The National Institute for Health and Care Excellence (NICE) defines long Covid as lasting for more than 12 weeks. Reported symptoms include:

  • respiratory issues
  • fatigue
  • headaches
  • problems with the heart and gut
  • ‘pins and needles’
  • a condition described as ‘brain fog’

Many people describe feeling completely debilitated and are unable to work.

Employee at home suffering with the symptoms of long COVID

COVID and the Equality Act 2010

Long-term illness can qualify for protection as a disability under the Equality Act 2010. To dismiss someone for having a disability could potentially be deemed unfair.

Under the Act, you are considered ‘disabled’ if you have a physical or mental impairment that has a substantial and long-term negative effect on your ability to carry out normal daily activities.

‘Substantial’ means more than minor or trivial, and ‘long-term’ means 12 months or more.

Is long Covid a disability under the Equality Act?

The law relating to Covid is still evolving. As a result, there is no definitive answer yet. However, the condition might qualify as a disability in the case of someone struggling with breathing difficulties, walking, chronic fatigue, or brain fog for more than 12 months.

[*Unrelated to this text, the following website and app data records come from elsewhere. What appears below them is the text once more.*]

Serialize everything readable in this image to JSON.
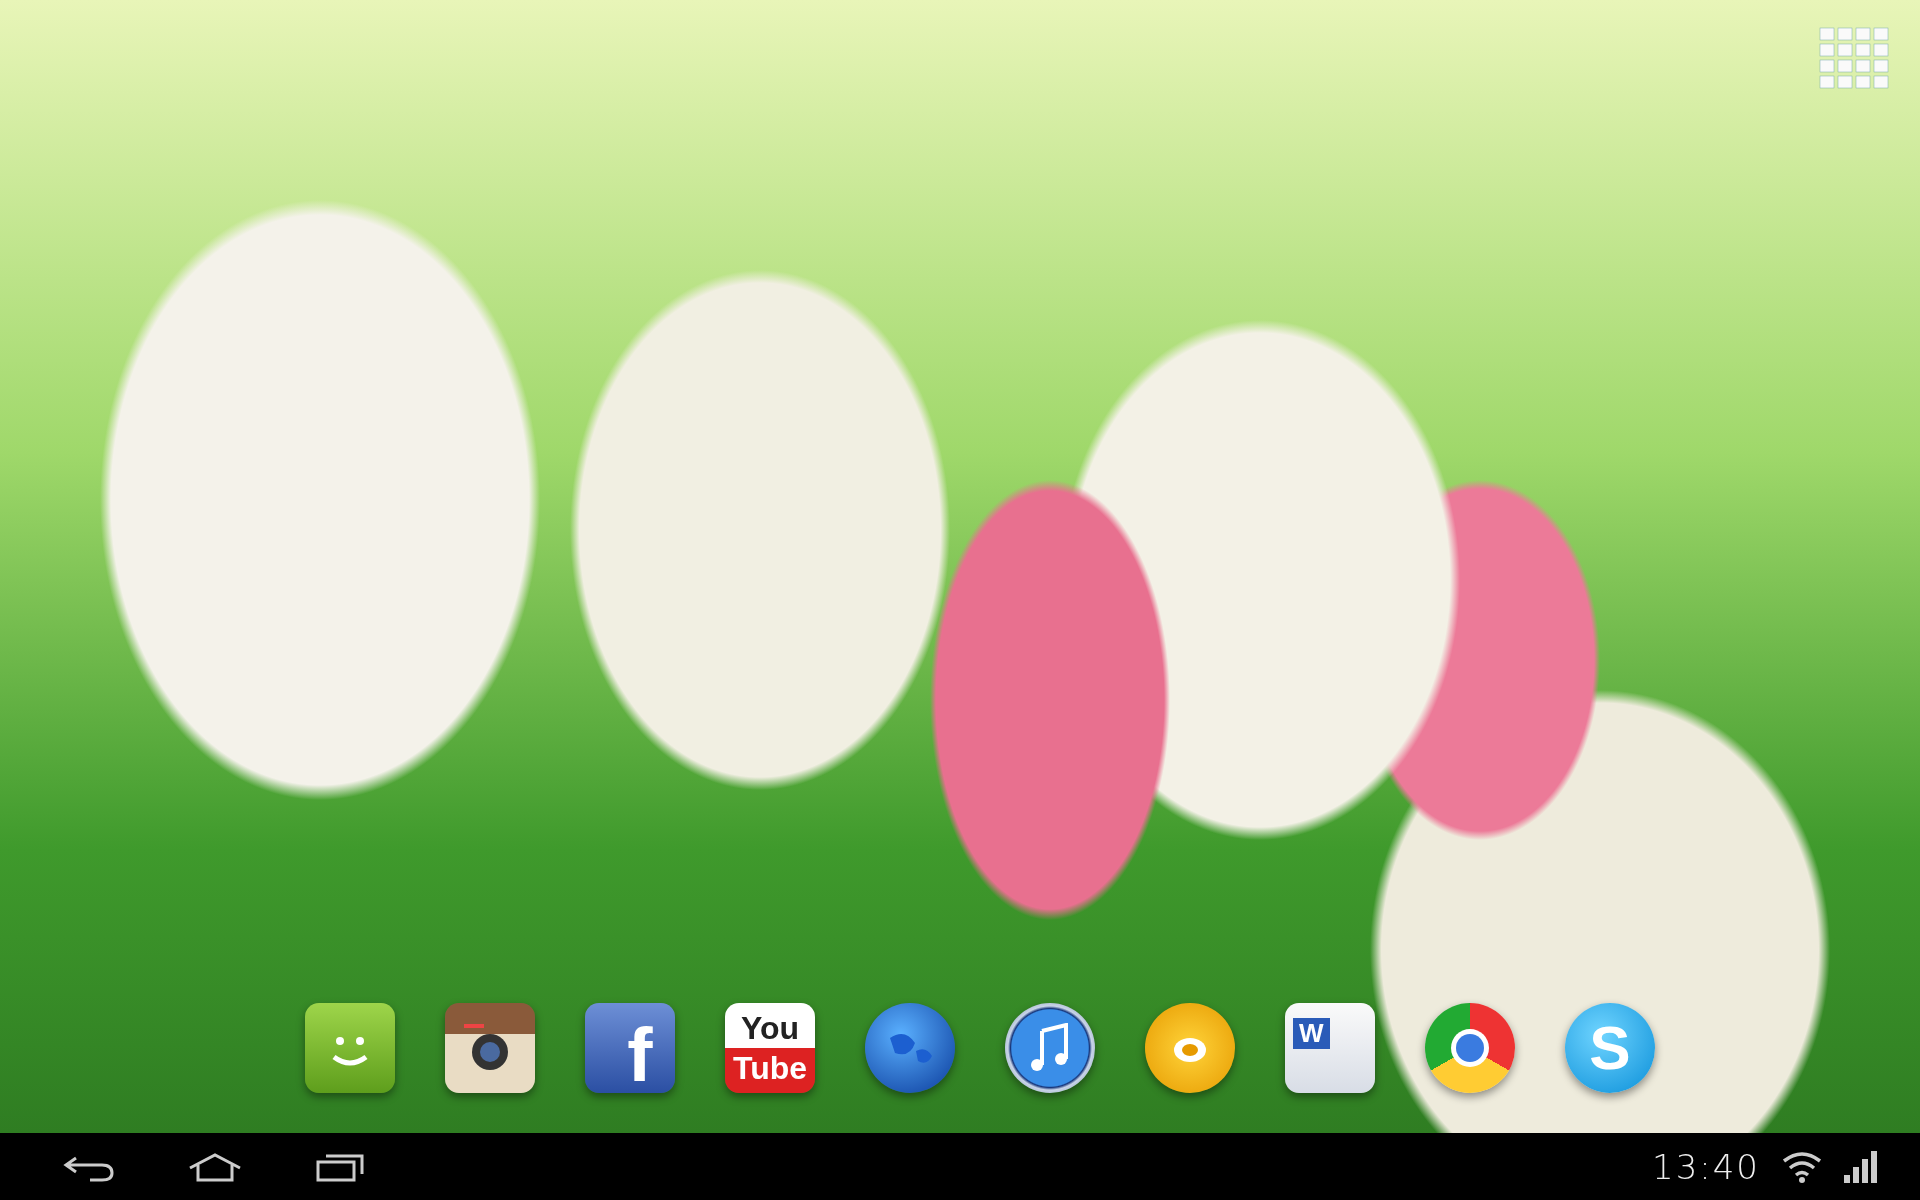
{
  "dock": [
    {
      "kind": "message"
    },
    {
      "kind": "camera"
    },
    {
      "kind": "facebook",
      "glyph": "f"
    },
    {
      "kind": "youtube",
      "lines": [
        "You",
        "Tube"
      ]
    },
    {
      "kind": "globe"
    },
    {
      "kind": "music"
    },
    {
      "kind": "player"
    },
    {
      "kind": "document",
      "glyph": "W"
    },
    {
      "kind": "chrome"
    },
    {
      "kind": "skype",
      "glyph": "S"
    }
  ],
  "status_bar": {
    "time": "13:40"
  }
}
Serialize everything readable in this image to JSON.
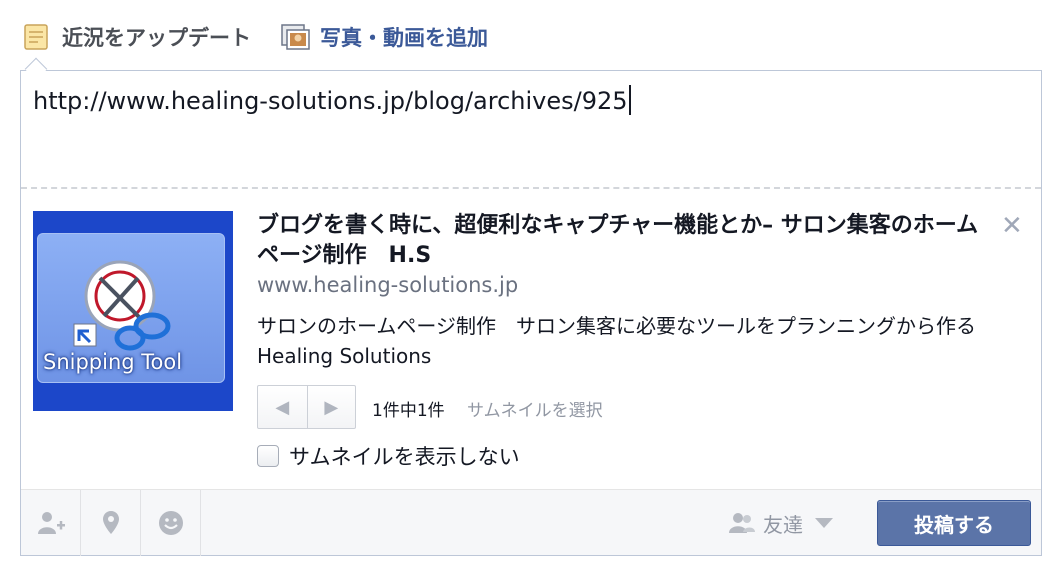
{
  "tabs": {
    "status_label": "近況をアップデート",
    "photo_label": "写真・動画を追加"
  },
  "composer": {
    "input_value": "http://www.healing-solutions.jp/blog/archives/925"
  },
  "preview": {
    "thumbnail_text": "Snipping Tool",
    "title": "ブログを書く時に、超便利なキャプチャー機能とか– サロン集客のホームページ制作　H.S",
    "domain": "www.healing-solutions.jp",
    "description": "サロンのホームページ制作　サロン集客に必要なツールをプランニングから作る　Healing Solutions",
    "close_symbol": "✕",
    "pager_prev": "◀",
    "pager_next": "▶",
    "pager_count": "1件中1件",
    "choose_thumbnail": "サムネイルを選択",
    "no_thumbnail_label": "サムネイルを表示しない"
  },
  "footer": {
    "icons": [
      "tag-friends-icon",
      "location-pin-icon",
      "feeling-smiley-icon"
    ],
    "audience_label": "友達",
    "post_label": "投稿する"
  },
  "colors": {
    "brand_blue": "#3b5998",
    "post_button": "#5b74a8",
    "border": "#bdc7d8",
    "muted_text": "#9197a3"
  }
}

Whether long Covid does amount to a disability will vary from case to case. It will depend on the severity of symptoms and how long they last. This is likely to remain a grey area for some time.

Person struggling with breathing due to symptoms of long COVID

Employer’s responsibilities in respect of a physical impairment

If an employee’s long Covid symptoms amount to a disability, then dismissal for it may be unfair.

The employer will also have a duty to make reasonable adjustments to the workplace. This could involve making changes to the working hours, place of work, or work facilities.

They should also take reasonable steps to ensure there is no indirect discrimination by way of any existing policies or practices that could put the employee at a substantial disadvantage, compared to those who are not disabled.

Dismissal for long-term sickness

You can be dismissed if you have a persistent or long-term illness which makes it impossible for you to do your job. Before an employee is dismissed it is essential to follow a fair procedure. This should include the following:

Review meetings

Once the employee has been off work for more than seven days, they need to provide a fit note. The employer and employee should then agree how regularly the employee maintains contact.

The employer should ensure they understand the nature of the illness and its implications.

After a month, if the employee is still unlikely to be able to return in the immediate future, they should be invited to an absence review meeting. The meeting should explore whether any adjustments can be made to enable the employee to return to work.

Medical report

In many cases, there may be several absence review meetings. It may help for the employee to provide further medical information from their GP, specialist, or occupational health adviser. This could be used to decide whether reasonable adjustments could be made.

Employee having difficult conversation with employer relating to potential dismissal due to long-term sickness

Dismissal procedure

Once the above has been exhausted, the employer can invoke their dismissal procedure. This should be a fair and transparent procedure as set out in the employer handbook or policies.

The procedure will nearly always involve inviting the employee to a meeting to discuss the possibility that they may be dismissed for ill health. All options should be explored, such as whether there are any alternative roles the employee could be offered.

The employee should be given an opportunity to fully state and explain their case. Other considerations may include:

  • how long the employee has been off sick and is likely to remain unwell
  • how long they have been employed
  • the impact of their absence on the business.

As always, the employee should be given a right of appeal against the decision to dismiss.

Seeking professional legal advice related to long COVID absences from work

Long Covid is a relatively new condition. It is also a new area when it comes to the law and dismissal. Each individual case should be considered on the specific circumstances.

At Springhouse Solicitors, our experienced team of employment law experts can advise you on a variety of matters related to Covid and long-term sickness – whether you are an employee concerned about your employment rights while off sick, or an employer considering dismissing an employee due to long term sickness absence.

For an initial conversation about your circumstances, get in touch today.

Published in…

Updates: For employers: Discrimination | Dismissing staff | Sickness issues | For employees: Discrimination | Sickness |
Tagged with:

Share this update on

Contact Us

  • Drop files here or
    Max. file size: 20 MB.